> _Task description_
Every record must appear in the response exactly as given.

☆ ☆ ☆ ☆ ☆

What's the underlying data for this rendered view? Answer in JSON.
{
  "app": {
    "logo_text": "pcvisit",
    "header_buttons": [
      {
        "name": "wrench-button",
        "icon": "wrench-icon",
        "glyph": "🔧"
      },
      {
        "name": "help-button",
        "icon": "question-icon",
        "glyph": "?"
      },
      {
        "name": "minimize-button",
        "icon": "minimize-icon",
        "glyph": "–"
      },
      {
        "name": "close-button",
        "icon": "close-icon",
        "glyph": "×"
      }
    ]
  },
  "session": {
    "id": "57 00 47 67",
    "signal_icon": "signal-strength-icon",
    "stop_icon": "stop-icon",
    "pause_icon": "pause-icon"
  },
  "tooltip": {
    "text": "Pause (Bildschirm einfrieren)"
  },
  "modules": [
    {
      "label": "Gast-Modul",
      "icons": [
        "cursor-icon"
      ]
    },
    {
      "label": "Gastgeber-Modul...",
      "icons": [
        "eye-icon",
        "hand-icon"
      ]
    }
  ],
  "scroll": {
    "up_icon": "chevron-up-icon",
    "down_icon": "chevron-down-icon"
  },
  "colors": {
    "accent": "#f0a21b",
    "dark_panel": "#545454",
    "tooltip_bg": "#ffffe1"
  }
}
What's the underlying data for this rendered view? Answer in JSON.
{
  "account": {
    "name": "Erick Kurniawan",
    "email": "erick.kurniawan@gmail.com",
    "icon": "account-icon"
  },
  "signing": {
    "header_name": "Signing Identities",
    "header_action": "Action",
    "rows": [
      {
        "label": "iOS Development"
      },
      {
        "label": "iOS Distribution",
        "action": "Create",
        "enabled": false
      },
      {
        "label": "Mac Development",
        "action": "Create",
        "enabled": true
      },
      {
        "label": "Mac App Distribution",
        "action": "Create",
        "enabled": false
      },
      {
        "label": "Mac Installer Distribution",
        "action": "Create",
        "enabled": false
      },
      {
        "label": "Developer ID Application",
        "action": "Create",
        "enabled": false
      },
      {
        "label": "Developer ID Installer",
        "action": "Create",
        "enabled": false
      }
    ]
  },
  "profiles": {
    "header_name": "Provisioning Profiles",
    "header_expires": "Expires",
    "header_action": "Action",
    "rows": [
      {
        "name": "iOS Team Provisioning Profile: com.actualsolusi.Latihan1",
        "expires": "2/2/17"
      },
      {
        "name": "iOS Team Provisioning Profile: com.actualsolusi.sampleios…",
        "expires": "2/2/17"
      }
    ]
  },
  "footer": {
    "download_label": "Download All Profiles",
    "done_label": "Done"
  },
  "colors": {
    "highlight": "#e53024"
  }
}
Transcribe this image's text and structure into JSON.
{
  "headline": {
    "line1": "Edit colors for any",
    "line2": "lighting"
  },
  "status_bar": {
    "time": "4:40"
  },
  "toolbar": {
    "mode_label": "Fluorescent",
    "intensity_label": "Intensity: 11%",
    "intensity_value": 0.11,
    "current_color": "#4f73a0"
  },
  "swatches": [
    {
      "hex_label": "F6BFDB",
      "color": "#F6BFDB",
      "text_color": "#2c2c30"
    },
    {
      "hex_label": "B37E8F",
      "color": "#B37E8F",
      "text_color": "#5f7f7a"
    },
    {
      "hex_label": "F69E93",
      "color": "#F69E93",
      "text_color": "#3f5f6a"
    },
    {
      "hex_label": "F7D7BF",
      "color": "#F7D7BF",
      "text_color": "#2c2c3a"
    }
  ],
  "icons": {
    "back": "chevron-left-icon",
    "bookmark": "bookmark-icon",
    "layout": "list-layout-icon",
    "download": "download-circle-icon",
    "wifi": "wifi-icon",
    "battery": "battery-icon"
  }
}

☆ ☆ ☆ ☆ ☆

> _The answer_
What's the underlying data for this rendered view? Answer in JSON.
{
  "app": {
    "logo_text": "pcvisit",
    "header_buttons": [
      {
        "name": "wrench-button",
        "icon": "wrench-icon",
        "glyph": "🔧"
      },
      {
        "name": "help-button",
        "icon": "question-icon",
        "glyph": "?"
      },
      {
        "name": "minimize-button",
        "icon": "minimize-icon",
        "glyph": "–"
      },
      {
        "name": "close-button",
        "icon": "close-icon",
        "glyph": "×"
      }
    ]
  },
  "session": {
    "id": "57 00 47 67",
    "signal_icon": "signal-strength-icon",
    "stop_icon": "stop-icon",
    "pause_icon": "pause-icon"
  },
  "tooltip": {
    "text": "Pause (Bildschirm einfrieren)"
  },
  "modules": [
    {
      "label": "Gast-Modul",
      "icons": [
        "cursor-icon"
      ]
    },
    {
      "label": "Gastgeber-Modul...",
      "icons": [
        "eye-icon",
        "hand-icon"
      ]
    }
  ],
  "scroll": {
    "up_icon": "chevron-up-icon",
    "down_icon": "chevron-down-icon"
  },
  "colors": {
    "accent": "#f0a21b",
    "dark_panel": "#545454",
    "tooltip_bg": "#ffffe1"
  }
}
What's the underlying data for this rendered view? Answer in JSON.
{
  "account": {
    "name": "Erick Kurniawan",
    "email": "erick.kurniawan@gmail.com",
    "icon": "account-icon"
  },
  "signing": {
    "header_name": "Signing Identities",
    "header_action": "Action",
    "rows": [
      {
        "label": "iOS Development"
      },
      {
        "label": "iOS Distribution",
        "action": "Create",
        "enabled": false
      },
      {
        "label": "Mac Development",
        "action": "Create",
        "enabled": true
      },
      {
        "label": "Mac App Distribution",
        "action": "Create",
        "enabled": false
      },
      {
        "label": "Mac Installer Distribution",
        "action": "Create",
        "enabled": false
      },
      {
        "label": "Developer ID Application",
        "action": "Create",
        "enabled": false
      },
      {
        "label": "Developer ID Installer",
        "action": "Create",
        "enabled": false
      }
    ]
  },
  "profiles": {
    "header_name": "Provisioning Profiles",
    "header_expires": "Expires",
    "header_action": "Action",
    "rows": [
      {
        "name": "iOS Team Provisioning Profile: com.actualsolusi.Latihan1",
        "expires": "2/2/17"
      },
      {
        "name": "iOS Team Provisioning Profile: com.actualsolusi.sampleios…",
        "expires": "2/2/17"
      }
    ]
  },
  "footer": {
    "download_label": "Download All Profiles",
    "done_label": "Done"
  },
  "colors": {
    "highlight": "#e53024"
  }
}
Transcribe this image's text and structure into JSON.
{
  "headline": {
    "line1": "Edit colors for any",
    "line2": "lighting"
  },
  "status_bar": {
    "time": "4:40"
  },
  "toolbar": {
    "mode_label": "Fluorescent",
    "intensity_label": "Intensity: 11%",
    "intensity_value": 0.11,
    "current_color": "#4f73a0"
  },
  "swatches": [
    {
      "hex_label": "F6BFDB",
      "color": "#F6BFDB",
      "text_color": "#2c2c30"
    },
    {
      "hex_label": "B37E8F",
      "color": "#B37E8F",
      "text_color": "#5f7f7a"
    },
    {
      "hex_label": "F69E93",
      "color": "#F69E93",
      "text_color": "#3f5f6a"
    },
    {
      "hex_label": "F7D7BF",
      "color": "#F7D7BF",
      "text_color": "#2c2c3a"
    }
  ],
  "icons": {
    "back": "chevron-left-icon",
    "bookmark": "bookmark-icon",
    "layout": "list-layout-icon",
    "download": "download-circle-icon",
    "wifi": "wifi-icon",
    "battery": "battery-icon"
  }
}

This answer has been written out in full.